▸ Prompt
Using the entries below, give the count of lines that hold "purpose". Say nothing besides the number.

[[ Data records, beginning ]]

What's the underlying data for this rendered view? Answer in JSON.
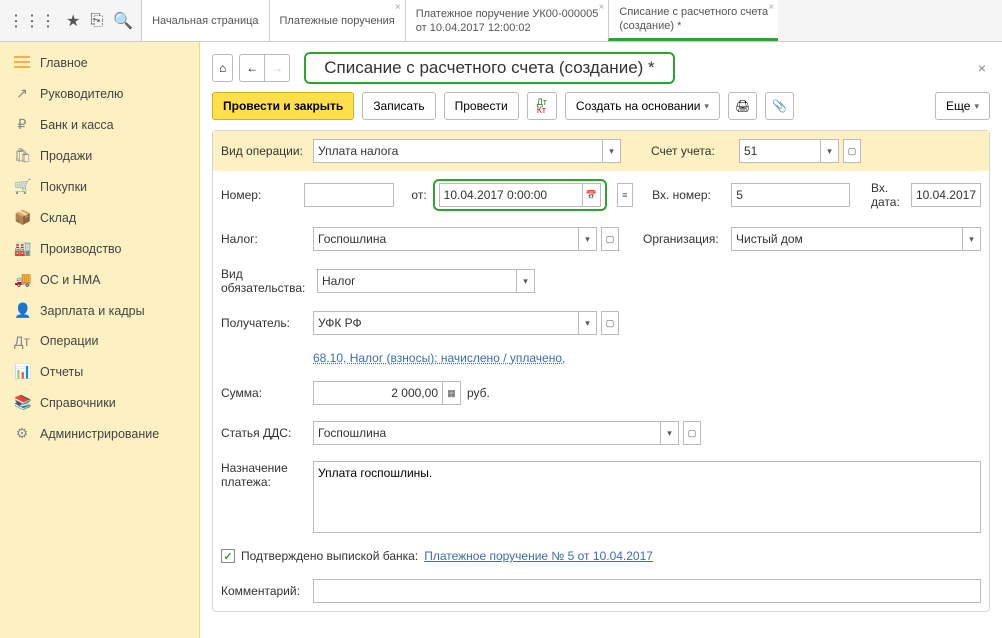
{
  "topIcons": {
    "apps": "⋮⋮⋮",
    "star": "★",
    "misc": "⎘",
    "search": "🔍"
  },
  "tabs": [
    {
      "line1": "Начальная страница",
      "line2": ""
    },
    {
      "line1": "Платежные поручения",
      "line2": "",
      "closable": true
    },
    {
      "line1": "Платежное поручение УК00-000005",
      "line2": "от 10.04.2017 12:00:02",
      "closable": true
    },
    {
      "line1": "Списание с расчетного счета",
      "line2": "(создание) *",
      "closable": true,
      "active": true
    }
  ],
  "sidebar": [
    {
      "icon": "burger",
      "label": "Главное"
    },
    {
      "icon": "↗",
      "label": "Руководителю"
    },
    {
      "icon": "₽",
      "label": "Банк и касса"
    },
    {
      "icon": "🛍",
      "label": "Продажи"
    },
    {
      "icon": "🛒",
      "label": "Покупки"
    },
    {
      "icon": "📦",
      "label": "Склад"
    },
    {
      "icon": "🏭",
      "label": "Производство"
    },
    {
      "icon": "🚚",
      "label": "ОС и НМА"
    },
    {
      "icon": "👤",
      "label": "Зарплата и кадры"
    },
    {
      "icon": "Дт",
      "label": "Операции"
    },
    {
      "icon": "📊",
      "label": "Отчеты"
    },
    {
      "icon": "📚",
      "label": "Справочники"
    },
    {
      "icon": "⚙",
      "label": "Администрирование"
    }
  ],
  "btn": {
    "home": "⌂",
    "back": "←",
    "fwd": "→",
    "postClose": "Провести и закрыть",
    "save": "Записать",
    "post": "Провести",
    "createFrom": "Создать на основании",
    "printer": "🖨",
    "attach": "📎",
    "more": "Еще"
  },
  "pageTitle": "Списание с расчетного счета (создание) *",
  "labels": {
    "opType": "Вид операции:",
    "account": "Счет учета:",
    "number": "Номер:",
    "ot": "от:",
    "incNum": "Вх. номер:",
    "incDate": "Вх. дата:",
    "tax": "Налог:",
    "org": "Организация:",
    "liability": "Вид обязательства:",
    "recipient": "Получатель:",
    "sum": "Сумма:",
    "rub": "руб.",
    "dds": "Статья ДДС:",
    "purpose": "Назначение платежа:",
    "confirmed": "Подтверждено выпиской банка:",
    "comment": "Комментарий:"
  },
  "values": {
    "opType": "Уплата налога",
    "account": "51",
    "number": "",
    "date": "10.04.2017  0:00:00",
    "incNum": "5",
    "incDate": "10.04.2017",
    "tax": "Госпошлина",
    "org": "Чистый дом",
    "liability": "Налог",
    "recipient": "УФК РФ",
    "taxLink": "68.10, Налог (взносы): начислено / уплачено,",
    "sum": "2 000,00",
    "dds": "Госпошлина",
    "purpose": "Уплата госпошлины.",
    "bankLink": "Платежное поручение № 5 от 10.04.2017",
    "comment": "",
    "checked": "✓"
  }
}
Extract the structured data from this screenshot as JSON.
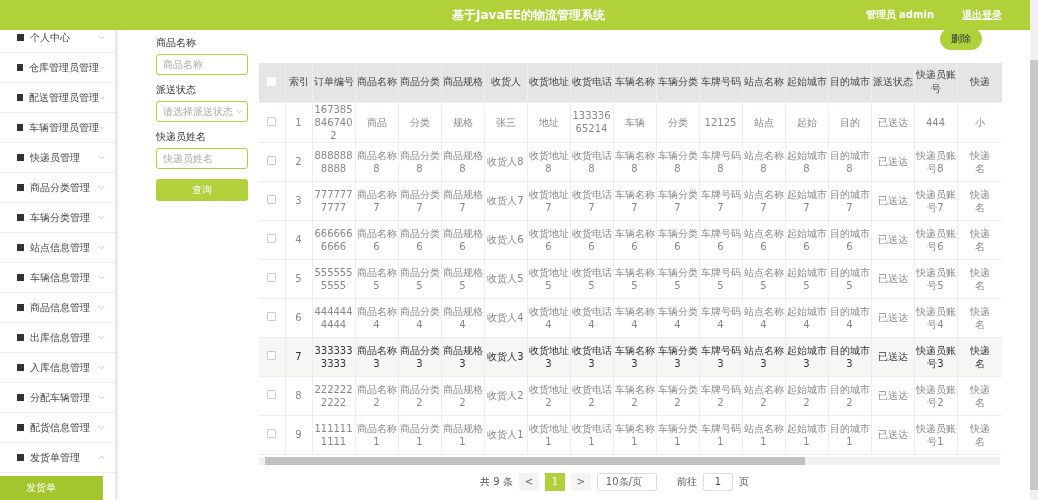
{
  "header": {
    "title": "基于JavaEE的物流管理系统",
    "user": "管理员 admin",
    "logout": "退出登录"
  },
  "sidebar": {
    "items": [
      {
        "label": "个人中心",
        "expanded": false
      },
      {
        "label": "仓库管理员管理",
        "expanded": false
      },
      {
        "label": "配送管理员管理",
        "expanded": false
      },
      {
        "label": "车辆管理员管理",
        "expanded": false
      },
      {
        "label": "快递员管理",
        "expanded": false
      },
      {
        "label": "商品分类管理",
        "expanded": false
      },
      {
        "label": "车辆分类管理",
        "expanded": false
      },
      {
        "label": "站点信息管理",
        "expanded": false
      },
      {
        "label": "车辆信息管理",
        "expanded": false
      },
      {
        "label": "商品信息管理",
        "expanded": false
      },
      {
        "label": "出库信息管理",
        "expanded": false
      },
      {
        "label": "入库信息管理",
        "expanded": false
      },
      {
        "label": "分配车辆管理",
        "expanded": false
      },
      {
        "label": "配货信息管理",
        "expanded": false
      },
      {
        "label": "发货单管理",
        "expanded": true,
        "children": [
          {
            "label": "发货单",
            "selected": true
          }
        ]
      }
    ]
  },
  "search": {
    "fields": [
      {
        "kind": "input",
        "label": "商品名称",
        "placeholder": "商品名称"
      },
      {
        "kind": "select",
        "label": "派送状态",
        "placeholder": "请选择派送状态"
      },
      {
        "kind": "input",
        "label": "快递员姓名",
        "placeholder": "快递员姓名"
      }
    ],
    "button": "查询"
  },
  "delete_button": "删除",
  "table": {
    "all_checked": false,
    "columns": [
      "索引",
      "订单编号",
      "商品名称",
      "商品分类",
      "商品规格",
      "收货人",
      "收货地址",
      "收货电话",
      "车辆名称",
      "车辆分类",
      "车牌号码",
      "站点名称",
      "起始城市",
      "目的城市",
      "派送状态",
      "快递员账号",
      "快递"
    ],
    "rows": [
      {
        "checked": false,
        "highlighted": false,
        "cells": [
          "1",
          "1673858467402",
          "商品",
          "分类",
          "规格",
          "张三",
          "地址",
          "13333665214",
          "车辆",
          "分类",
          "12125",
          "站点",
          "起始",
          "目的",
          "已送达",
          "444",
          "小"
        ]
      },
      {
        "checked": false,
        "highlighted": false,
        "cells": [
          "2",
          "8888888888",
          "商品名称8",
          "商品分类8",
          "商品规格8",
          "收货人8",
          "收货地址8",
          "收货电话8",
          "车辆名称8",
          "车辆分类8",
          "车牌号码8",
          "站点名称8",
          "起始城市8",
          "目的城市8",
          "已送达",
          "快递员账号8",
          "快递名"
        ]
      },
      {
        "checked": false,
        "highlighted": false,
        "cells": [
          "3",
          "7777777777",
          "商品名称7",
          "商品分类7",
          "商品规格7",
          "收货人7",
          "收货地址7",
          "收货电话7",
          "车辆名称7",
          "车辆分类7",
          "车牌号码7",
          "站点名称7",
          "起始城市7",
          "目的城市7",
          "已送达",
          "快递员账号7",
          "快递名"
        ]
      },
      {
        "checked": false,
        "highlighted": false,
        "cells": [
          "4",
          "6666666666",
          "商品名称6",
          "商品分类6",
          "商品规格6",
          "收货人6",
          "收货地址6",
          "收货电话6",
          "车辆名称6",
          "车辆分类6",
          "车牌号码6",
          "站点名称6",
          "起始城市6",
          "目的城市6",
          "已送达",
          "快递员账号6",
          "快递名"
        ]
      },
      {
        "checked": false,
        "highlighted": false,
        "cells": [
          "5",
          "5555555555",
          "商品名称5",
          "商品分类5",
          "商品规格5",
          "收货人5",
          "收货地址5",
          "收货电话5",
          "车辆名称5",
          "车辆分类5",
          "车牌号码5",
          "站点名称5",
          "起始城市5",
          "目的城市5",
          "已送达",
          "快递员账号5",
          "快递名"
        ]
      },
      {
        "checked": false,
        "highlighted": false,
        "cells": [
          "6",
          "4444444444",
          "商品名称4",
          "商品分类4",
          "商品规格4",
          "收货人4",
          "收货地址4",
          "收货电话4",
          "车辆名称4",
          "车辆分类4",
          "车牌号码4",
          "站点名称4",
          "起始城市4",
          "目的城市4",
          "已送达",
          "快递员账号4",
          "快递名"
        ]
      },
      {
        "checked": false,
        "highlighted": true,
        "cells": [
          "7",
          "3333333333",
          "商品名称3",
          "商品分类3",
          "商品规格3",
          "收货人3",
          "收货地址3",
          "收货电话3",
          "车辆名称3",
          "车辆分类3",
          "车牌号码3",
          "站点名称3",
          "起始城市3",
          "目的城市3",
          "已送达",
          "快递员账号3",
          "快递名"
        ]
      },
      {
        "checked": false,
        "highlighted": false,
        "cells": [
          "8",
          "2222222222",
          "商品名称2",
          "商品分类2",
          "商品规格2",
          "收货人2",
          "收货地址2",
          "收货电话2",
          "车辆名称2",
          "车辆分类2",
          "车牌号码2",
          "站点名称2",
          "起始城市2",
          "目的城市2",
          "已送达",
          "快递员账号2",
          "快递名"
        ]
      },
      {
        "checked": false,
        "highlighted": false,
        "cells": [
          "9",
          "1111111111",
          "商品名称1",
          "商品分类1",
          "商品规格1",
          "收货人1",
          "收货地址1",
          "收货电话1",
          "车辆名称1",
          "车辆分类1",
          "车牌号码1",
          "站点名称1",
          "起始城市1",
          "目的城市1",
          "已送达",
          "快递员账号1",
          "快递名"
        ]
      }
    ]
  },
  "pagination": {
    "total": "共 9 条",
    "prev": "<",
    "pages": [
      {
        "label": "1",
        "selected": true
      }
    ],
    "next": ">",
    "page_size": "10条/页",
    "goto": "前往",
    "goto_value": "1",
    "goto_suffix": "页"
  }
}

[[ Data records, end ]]

▸ Solution for this exercise
2